I try to measure skills based on the opportunities for those skills to be observed. On the team level, this often means ratings the offense (and defense) on points scored (and allowed) per possession. That is the basis for the ratings system. If you're looking for info on what the columns mean on the ratings mean, please continue. If you don't like the ratings, wonder why I have your team too low, or wonder why the ratings don't look like the AP top 25, go here. (For information on preseason ratings, see this and this and this.)
RPI, the NCAA selection committee uses this:
The RPI (Rating Percentage Index) is a measure of strength of schedule and how a team does against that schedule. Created in 1981, the RPI is a tool used in selecting and seeding the 68 teams for the NCAA Men's basketball Division I tournament. RPI data includes games against Division I schools only.
BPI, Joe Lunardi uses this:

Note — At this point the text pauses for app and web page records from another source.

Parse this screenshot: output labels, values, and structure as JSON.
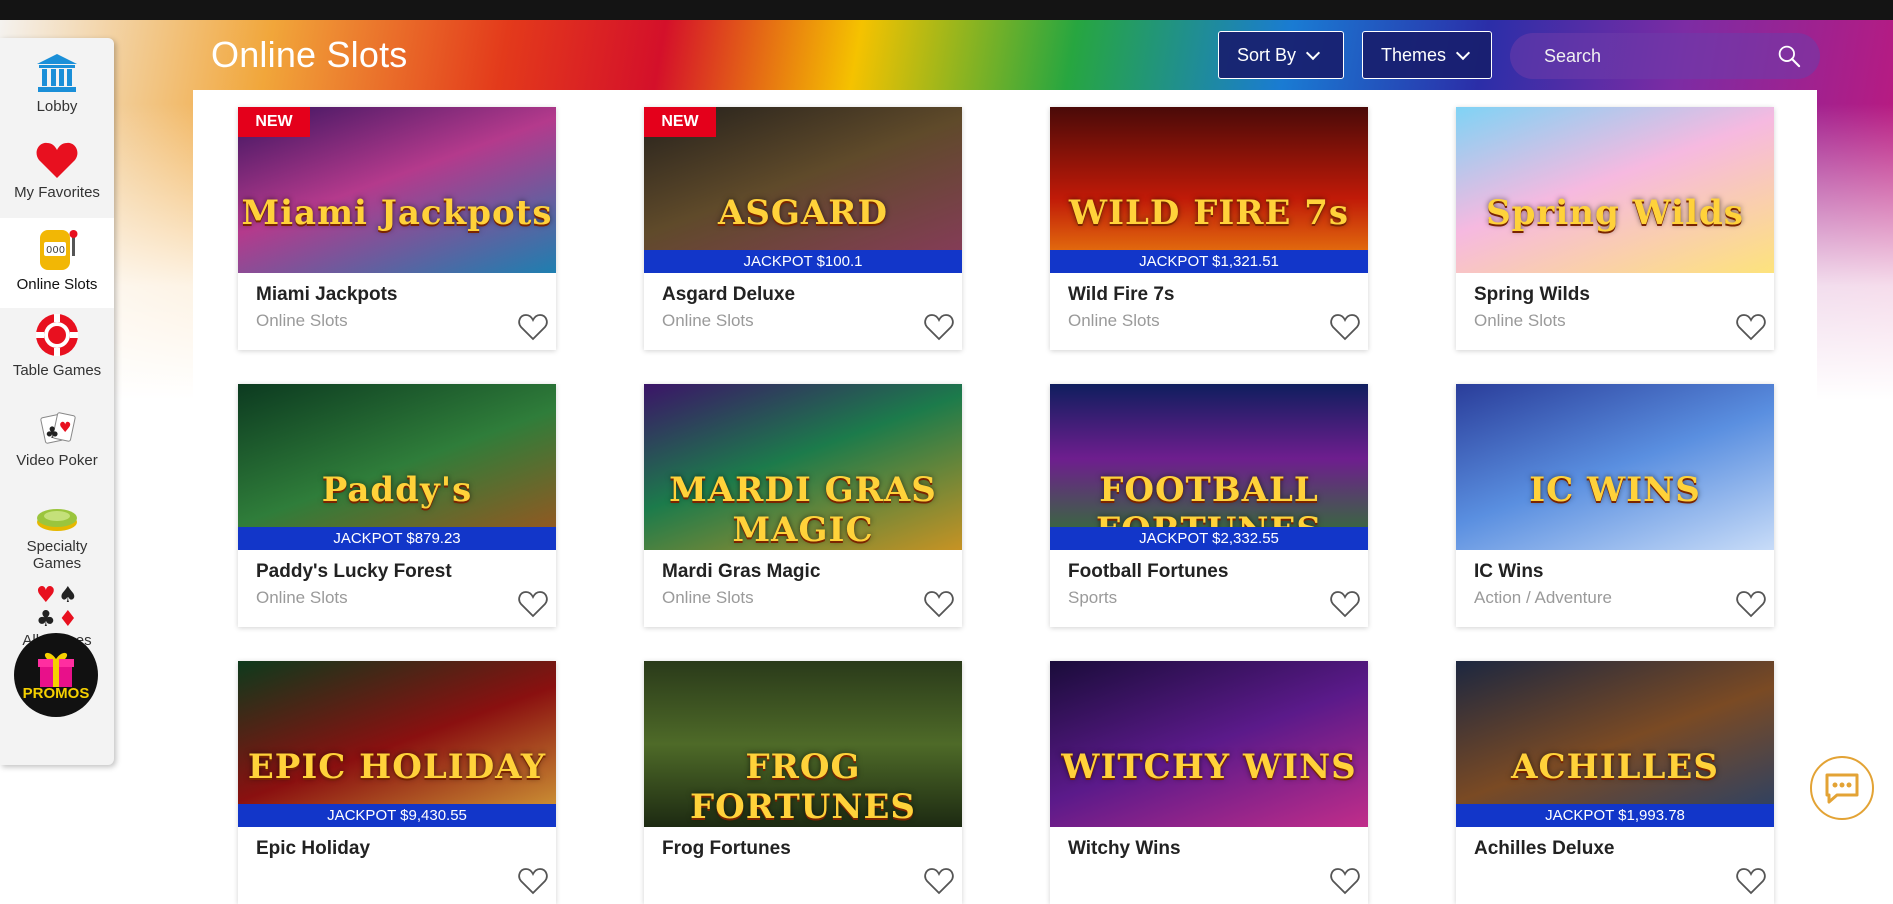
{
  "nav": [
    {
      "label": "Lobby",
      "icon": "bank-icon"
    },
    {
      "label": "My Favorites",
      "icon": "heart-icon"
    },
    {
      "label": "Online Slots",
      "icon": "slot-machine-icon"
    },
    {
      "label": "Table Games",
      "icon": "poker-chip-icon"
    },
    {
      "label": "Video Poker",
      "icon": "playing-cards-icon"
    },
    {
      "label": "Specialty Games",
      "icon": "bingo-dish-icon"
    },
    {
      "label": "All Games",
      "icon": "card-suits-icon"
    }
  ],
  "promos_label": "PROMOS",
  "header": {
    "title": "Online Slots",
    "sort_label": "Sort By",
    "themes_label": "Themes",
    "search_placeholder": "Search"
  },
  "colors": {
    "accent_blue": "#1236c9",
    "new_badge": "#e4001b",
    "dropdown_bg": "#181e6e",
    "promos_text": "#f5d000"
  },
  "games": [
    {
      "name": "Miami Jackpots",
      "category": "Online Slots",
      "badge": "NEW",
      "jackpot": "",
      "logo": "Miami Jackpots",
      "bg": "linear-gradient(160deg,#3a1460 0%,#b43a8c 45%,#1e7fb0 100%)"
    },
    {
      "name": "Asgard Deluxe",
      "category": "Online Slots",
      "badge": "NEW",
      "jackpot": "JACKPOT $100.1",
      "logo": "ASGARD",
      "bg": "linear-gradient(160deg,#24201c 0%,#5f4a2a 45%,#8a3a5e 100%)"
    },
    {
      "name": "Wild Fire 7s",
      "category": "Online Slots",
      "badge": "",
      "jackpot": "JACKPOT $1,321.51",
      "logo": "WILD FIRE 7s",
      "bg": "linear-gradient(180deg,#4a0a08 0%,#c01a08 55%,#f08b10 100%)"
    },
    {
      "name": "Spring Wilds",
      "category": "Online Slots",
      "badge": "",
      "jackpot": "",
      "logo": "Spring Wilds",
      "bg": "linear-gradient(160deg,#7fd3f5 0%,#f6b9e0 45%,#fde37c 100%)"
    },
    {
      "name": "Paddy's Lucky Forest",
      "category": "Online Slots",
      "badge": "",
      "jackpot": "JACKPOT $879.23",
      "logo": "Paddy's",
      "bg": "linear-gradient(160deg,#0c3a20 0%,#2f7d3a 50%,#a3521d 100%)"
    },
    {
      "name": "Mardi Gras Magic",
      "category": "Online Slots",
      "badge": "",
      "jackpot": "",
      "logo": "MARDI GRAS MAGIC",
      "bg": "linear-gradient(160deg,#3b1468 0%,#1c7b4b 45%,#c79324 100%)"
    },
    {
      "name": "Football Fortunes",
      "category": "Sports",
      "badge": "",
      "jackpot": "JACKPOT $2,332.55",
      "logo": "FOOTBALL FORTUNES",
      "bg": "linear-gradient(180deg,#0f1e5e 0%,#6e1e8e 45%,#2b7b2b 100%)"
    },
    {
      "name": "IC Wins",
      "category": "Action / Adventure",
      "badge": "",
      "jackpot": "",
      "logo": "IC WINS",
      "bg": "linear-gradient(160deg,#2a3d9a 0%,#5a8fe0 50%,#c8dcf8 100%)"
    },
    {
      "name": "Epic Holiday",
      "category": "",
      "badge": "",
      "jackpot": "JACKPOT $9,430.55",
      "logo": "EPIC HOLIDAY",
      "bg": "linear-gradient(160deg,#0d3a1c 0%,#8a1010 50%,#d6a43a 100%)"
    },
    {
      "name": "Frog Fortunes",
      "category": "",
      "badge": "",
      "jackpot": "",
      "logo": "FROG FORTUNES",
      "bg": "linear-gradient(180deg,#2a3a1a 0%,#4e6a28 50%,#1d2a12 100%)"
    },
    {
      "name": "Witchy Wins",
      "category": "",
      "badge": "",
      "jackpot": "",
      "logo": "WITCHY WINS",
      "bg": "linear-gradient(160deg,#1a0c3a 0%,#5b1a8a 50%,#c12d8a 100%)"
    },
    {
      "name": "Achilles Deluxe",
      "category": "",
      "badge": "",
      "jackpot": "JACKPOT $1,993.78",
      "logo": "ACHILLES",
      "bg": "linear-gradient(160deg,#1c2740 0%,#7a4a24 50%,#24406a 100%)"
    }
  ]
}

The Basketball Power Index (BPI) is a team rating system that accounts for the final score, pace of play, site, strength of opponent and absence of key players in every Division I men's game. BPI can be used to measure both how well a team has performed (going far beyond just wins and losses) and how powerful it is likely to be going forward.